(Stored data)
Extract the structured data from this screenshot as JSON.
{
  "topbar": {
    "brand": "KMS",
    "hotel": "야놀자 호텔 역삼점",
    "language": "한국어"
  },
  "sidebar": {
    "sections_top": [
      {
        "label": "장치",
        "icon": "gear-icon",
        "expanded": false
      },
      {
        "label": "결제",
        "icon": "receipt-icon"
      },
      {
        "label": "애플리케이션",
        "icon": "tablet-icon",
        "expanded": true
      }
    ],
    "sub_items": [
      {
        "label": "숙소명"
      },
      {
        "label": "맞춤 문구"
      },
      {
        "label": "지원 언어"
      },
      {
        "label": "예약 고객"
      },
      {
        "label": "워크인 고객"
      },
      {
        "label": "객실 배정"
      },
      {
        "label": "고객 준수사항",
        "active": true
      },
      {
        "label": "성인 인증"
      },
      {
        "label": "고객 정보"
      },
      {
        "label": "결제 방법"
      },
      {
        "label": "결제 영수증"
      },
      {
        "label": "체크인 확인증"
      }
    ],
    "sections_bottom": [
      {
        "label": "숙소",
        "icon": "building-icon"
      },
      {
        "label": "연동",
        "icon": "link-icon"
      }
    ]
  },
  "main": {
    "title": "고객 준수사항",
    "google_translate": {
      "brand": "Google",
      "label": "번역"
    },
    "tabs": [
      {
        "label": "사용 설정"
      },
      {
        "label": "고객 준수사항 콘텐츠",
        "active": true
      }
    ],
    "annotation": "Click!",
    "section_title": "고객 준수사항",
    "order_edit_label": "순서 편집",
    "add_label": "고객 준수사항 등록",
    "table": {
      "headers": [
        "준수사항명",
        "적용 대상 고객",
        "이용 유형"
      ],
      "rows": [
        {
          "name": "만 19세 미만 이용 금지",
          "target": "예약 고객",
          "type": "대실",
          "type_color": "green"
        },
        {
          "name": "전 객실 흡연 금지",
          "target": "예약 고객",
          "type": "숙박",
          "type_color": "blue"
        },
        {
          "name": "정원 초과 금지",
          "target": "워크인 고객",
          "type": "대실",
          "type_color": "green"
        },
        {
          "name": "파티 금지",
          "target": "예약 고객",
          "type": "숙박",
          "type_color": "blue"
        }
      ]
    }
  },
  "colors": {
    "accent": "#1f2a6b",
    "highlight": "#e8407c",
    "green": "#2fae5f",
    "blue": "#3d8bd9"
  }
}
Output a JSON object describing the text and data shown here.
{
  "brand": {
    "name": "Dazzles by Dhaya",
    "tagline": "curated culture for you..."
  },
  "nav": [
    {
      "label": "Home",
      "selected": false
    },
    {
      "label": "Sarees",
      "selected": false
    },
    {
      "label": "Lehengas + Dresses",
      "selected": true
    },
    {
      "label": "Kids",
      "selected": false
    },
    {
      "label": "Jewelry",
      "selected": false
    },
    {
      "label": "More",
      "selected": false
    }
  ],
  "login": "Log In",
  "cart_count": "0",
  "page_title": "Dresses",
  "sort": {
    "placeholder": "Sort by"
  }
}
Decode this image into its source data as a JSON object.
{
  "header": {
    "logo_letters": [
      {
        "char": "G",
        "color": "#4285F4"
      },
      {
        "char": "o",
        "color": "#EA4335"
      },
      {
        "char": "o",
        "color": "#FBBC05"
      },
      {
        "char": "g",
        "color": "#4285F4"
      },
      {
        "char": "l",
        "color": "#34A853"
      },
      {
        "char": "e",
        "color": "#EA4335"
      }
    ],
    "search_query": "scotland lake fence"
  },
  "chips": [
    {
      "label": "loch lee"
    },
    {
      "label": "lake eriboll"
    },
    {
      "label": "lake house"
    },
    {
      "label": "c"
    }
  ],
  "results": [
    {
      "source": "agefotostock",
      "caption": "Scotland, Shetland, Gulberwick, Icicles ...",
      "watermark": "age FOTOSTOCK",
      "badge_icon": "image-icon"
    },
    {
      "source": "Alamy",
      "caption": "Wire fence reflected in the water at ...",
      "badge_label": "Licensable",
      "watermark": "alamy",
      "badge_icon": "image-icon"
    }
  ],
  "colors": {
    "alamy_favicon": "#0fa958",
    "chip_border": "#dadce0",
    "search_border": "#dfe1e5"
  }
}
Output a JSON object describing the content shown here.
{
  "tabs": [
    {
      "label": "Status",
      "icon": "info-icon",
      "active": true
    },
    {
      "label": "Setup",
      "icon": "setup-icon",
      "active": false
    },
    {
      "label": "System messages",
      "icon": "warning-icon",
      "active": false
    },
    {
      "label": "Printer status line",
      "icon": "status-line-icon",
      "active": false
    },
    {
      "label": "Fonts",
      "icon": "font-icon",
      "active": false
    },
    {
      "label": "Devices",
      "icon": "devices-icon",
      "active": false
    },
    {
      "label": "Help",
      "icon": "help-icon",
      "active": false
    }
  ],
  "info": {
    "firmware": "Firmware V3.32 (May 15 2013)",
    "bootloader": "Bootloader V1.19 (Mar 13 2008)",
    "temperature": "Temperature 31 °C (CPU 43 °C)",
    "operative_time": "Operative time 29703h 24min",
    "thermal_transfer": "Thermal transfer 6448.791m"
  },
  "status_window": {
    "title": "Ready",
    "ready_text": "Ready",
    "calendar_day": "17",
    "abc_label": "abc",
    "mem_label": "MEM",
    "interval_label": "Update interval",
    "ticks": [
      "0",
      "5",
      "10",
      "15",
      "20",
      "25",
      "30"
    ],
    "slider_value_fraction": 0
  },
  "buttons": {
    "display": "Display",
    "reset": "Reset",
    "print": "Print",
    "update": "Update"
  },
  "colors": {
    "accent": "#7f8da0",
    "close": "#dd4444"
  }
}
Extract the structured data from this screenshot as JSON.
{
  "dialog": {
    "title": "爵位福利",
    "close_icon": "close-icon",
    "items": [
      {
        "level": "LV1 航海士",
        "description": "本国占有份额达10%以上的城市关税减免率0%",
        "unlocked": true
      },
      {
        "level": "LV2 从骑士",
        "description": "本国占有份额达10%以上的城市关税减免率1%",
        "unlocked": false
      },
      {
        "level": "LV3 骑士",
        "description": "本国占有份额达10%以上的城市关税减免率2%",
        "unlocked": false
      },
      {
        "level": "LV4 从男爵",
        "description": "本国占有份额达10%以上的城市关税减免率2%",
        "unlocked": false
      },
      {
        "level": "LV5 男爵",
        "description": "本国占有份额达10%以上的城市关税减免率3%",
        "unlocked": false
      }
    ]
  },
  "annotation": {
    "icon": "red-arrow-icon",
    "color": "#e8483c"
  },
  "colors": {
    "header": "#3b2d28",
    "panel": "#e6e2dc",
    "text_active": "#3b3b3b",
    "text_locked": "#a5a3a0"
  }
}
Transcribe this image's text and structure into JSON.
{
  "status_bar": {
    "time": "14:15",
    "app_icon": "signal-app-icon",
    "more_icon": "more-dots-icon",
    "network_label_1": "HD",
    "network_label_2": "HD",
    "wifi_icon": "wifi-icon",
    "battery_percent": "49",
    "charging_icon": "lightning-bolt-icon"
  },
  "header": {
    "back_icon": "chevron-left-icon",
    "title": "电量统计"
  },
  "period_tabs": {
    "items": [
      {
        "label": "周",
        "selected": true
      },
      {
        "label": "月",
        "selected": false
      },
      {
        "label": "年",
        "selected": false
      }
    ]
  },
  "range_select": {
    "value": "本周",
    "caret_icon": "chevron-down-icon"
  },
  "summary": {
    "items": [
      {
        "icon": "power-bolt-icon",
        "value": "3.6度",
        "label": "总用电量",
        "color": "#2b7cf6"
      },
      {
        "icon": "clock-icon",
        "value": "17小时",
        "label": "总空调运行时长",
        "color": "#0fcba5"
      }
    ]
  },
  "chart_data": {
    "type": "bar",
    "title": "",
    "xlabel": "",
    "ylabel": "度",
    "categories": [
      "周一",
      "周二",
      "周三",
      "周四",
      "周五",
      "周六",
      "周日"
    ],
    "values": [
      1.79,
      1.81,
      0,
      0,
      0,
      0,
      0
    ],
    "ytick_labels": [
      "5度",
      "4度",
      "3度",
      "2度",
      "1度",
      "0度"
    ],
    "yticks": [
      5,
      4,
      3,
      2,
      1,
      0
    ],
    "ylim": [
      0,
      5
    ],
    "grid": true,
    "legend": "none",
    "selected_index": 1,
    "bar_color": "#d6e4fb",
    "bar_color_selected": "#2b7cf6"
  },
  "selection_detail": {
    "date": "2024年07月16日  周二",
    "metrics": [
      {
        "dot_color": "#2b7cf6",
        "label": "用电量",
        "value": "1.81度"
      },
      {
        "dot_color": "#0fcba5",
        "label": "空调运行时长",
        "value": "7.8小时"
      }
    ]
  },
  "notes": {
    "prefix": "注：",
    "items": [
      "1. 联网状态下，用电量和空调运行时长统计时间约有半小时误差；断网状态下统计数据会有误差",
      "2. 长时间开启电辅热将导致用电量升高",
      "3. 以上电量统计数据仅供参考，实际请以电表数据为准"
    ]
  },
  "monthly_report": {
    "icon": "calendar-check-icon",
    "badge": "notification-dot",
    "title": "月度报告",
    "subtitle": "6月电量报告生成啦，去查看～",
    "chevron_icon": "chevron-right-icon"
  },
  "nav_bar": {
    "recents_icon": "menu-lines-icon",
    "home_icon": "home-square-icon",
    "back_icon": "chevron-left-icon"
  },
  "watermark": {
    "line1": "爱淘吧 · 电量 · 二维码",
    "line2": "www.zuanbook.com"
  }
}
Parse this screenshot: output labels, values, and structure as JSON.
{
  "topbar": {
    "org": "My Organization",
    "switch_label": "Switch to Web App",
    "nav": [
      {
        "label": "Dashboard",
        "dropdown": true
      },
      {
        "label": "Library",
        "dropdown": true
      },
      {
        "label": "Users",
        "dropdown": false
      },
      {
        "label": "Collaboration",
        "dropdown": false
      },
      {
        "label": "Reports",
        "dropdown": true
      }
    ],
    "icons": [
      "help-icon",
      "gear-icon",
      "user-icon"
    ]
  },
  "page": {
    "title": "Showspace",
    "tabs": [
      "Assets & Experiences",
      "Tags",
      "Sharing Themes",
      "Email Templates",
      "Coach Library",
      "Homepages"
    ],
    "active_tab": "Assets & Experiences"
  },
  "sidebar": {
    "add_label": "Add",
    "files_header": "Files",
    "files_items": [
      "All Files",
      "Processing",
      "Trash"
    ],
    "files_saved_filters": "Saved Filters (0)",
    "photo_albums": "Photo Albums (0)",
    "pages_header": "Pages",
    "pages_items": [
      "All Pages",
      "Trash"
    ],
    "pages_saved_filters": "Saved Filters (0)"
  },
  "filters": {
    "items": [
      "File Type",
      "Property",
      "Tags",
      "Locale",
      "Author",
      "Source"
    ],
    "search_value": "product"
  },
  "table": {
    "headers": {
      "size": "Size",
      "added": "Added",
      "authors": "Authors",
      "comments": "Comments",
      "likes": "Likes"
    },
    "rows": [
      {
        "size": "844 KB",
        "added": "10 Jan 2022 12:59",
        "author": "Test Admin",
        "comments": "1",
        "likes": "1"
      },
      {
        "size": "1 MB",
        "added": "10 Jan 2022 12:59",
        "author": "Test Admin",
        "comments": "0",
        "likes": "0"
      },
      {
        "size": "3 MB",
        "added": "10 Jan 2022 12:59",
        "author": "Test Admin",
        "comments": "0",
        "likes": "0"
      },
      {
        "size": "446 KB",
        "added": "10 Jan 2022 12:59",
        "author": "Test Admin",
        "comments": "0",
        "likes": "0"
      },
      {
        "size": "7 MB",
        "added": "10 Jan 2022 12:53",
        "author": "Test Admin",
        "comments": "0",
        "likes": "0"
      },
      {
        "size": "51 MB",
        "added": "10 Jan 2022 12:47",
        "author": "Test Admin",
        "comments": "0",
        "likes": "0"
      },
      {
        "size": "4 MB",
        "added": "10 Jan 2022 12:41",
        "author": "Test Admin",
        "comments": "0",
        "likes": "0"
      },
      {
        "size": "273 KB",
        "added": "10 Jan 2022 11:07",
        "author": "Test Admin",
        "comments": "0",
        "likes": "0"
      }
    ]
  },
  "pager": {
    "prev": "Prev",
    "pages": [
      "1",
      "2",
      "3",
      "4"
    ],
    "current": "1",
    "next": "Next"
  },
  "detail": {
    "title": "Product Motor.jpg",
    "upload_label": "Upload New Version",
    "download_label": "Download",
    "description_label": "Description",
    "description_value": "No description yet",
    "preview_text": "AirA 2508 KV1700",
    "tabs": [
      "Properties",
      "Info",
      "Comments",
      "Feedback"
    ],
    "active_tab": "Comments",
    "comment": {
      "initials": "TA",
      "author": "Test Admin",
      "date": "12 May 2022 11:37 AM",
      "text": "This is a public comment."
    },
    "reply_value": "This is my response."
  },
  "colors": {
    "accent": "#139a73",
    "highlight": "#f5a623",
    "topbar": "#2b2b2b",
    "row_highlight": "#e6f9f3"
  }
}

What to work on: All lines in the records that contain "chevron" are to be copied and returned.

Written answer:
    "back_icon": "chevron-left-icon",
    "caret_icon": "chevron-down-icon"
    "chevron_icon": "chevron-right-icon"
    "back_icon": "chevron-left-icon"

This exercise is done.